Breast Cancer and HRT
There are reports in the media about the risk of Breast Cancer from HRT. It is also said that long-term use of HRT is not recommended. This study was reported in the International Journal of Cancer, and was partly funded by the Cancer Council of NSW. All these reports have to be examined thoroughly and understood. The conclusion we can come to fully supports what I have been saying (and others like me) for some time – Standard, synthetic HRT may increase the breast cancer risk. The women in this study were on the usual, synthetic HRT containing Progestagens, not the natural Progesterone I use. Many of them were on the oral (pill form), which we know increases the risk of breast cancer. Those of you who have been following this blog understand that hormones should always be given transdermally, either by creams or troches. The other difference is that these women were on the “one size fits all” HRT. It is essential that the dose is tailored to the individual person. Finally, if used correctly, using Bioidentical hormones, the research shows that there is significant long-term benefits. ( see my web-site under Menopause Recommendations)
Finally, I have been using BHRT for the last 25 years in over 4000 women. Doing a search of my database reveals about 5% (1 in 20) of my patients have developed breast cancer while on the BHRT. The national average is about 10-12 % (1 in 8) of all women will develop breast cancer. These figures will be reassuring to those of my patients on BHRT.
Here is one of many studies confirming the above.
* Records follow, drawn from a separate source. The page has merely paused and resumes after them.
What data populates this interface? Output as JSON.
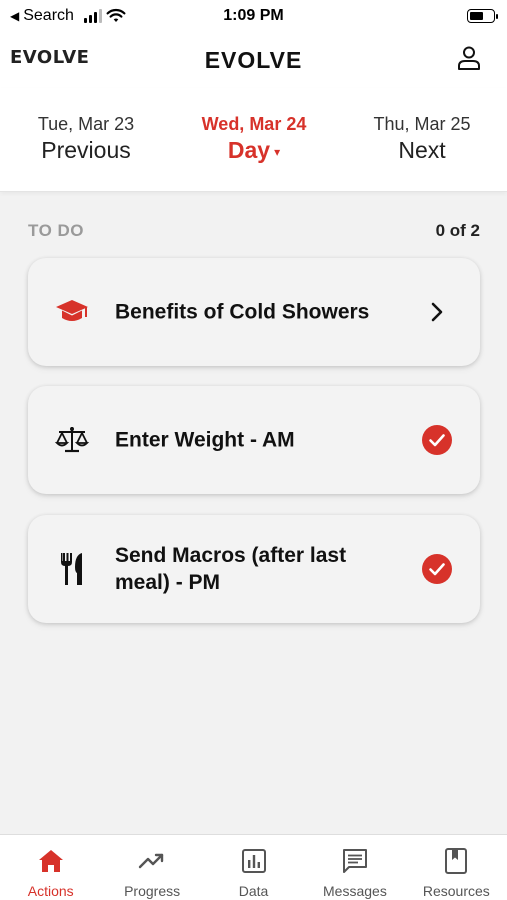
{
  "status_bar": {
    "back_label": "Search",
    "time": "1:09 PM",
    "battery_level": 0.6
  },
  "header": {
    "logo_text": "EVOLVE",
    "title": "EVOLVE",
    "profile_icon": "person-icon"
  },
  "date_nav": {
    "previous": {
      "date": "Tue, Mar 23",
      "label": "Previous"
    },
    "current": {
      "date": "Wed, Mar 24",
      "label": "Day",
      "caret": "▾"
    },
    "next": {
      "date": "Thu, Mar 25",
      "label": "Next"
    }
  },
  "todo": {
    "title": "TO DO",
    "count": "0 of 2",
    "items": [
      {
        "label": "Benefits of Cold Showers",
        "icon": "graduation-cap-icon",
        "end": "chevron-right-icon"
      },
      {
        "label": "Enter Weight - AM",
        "icon": "scale-icon",
        "end": "check-circle-icon"
      },
      {
        "label": "Send Macros (after last meal) - PM",
        "icon": "fork-knife-icon",
        "end": "check-circle-icon"
      }
    ]
  },
  "tabs": [
    {
      "label": "Actions",
      "icon": "home-icon",
      "active": true
    },
    {
      "label": "Progress",
      "icon": "trend-icon",
      "active": false
    },
    {
      "label": "Data",
      "icon": "bar-chart-icon",
      "active": false
    },
    {
      "label": "Messages",
      "icon": "message-icon",
      "active": false
    },
    {
      "label": "Resources",
      "icon": "book-icon",
      "active": false
    }
  ],
  "colors": {
    "accent": "#d7322a",
    "background": "#f2f2f2",
    "card": "#f3f3f3"
  }
}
More available on my web-site under Safety Of BHRT.
Could transdermal estradiol + progesterone be a safer postmenopausal HRT? A review.
- 1Department of Gynecology and Obstetrics, Université Libre de Bruxelles, Bruxelles, Belgium. firstname.lastname@example.org
Hormone replacement therapy (HRT) in young postmenopausal women is a safe and effective tool to counteract climacteric symptoms and to prevent long-term degenerative diseases, such as osteoporotic fractures, cardiovascular disease, diabetes mellitus and possibly cognitive impairment. The different types of HRT offer to many extent comparable efficacies on symptoms control; however, the expert selection of specific compounds, doses or routes of administration can provide significant clinical advantages. This paper reviews the role of the non-oral route of administration of sex steroids in the clinical management of postmenopausal women. Non-orally administered estrogens, minimizing the hepatic induction of clotting factors and others proteins associated with the first-pass effect, are associated with potential advantages on the cardiovascular system. In particular, the risk of developing deep vein thrombosis or pulmonary thromboembolism is negligible in comparison to that associated with oral estrogens. In addition, recent indications suggest potential advantages for blood pressure control with non-oral estrogens. To the same extent, a growing literature suggests that the progestins used in association with estrogens may not be equivalent. Recent evidence indeed shows that natural progesterone displays a favorable action on the vessels and on the brain, while this might not be true for some synthetic progestins.
Compelling indications also exist that differences might also be present for the risk of developing breast cancer, with recent trials indicating that the association of natural progesterone with estrogens confers less or even no risk of breast cancer as opposed to the use of other synthetic progestins.
In conclusion, while all types of hormone replacement therapies are safe and effective and confer significant benefits in the long-term when initiated in young postmenopausal women, in specific clinical settings the choice of the transdermal route of administration of estrogens and the use of natural progesterone might offer significant benefits and added safety.
- [PubMed – indexed for MEDLINE]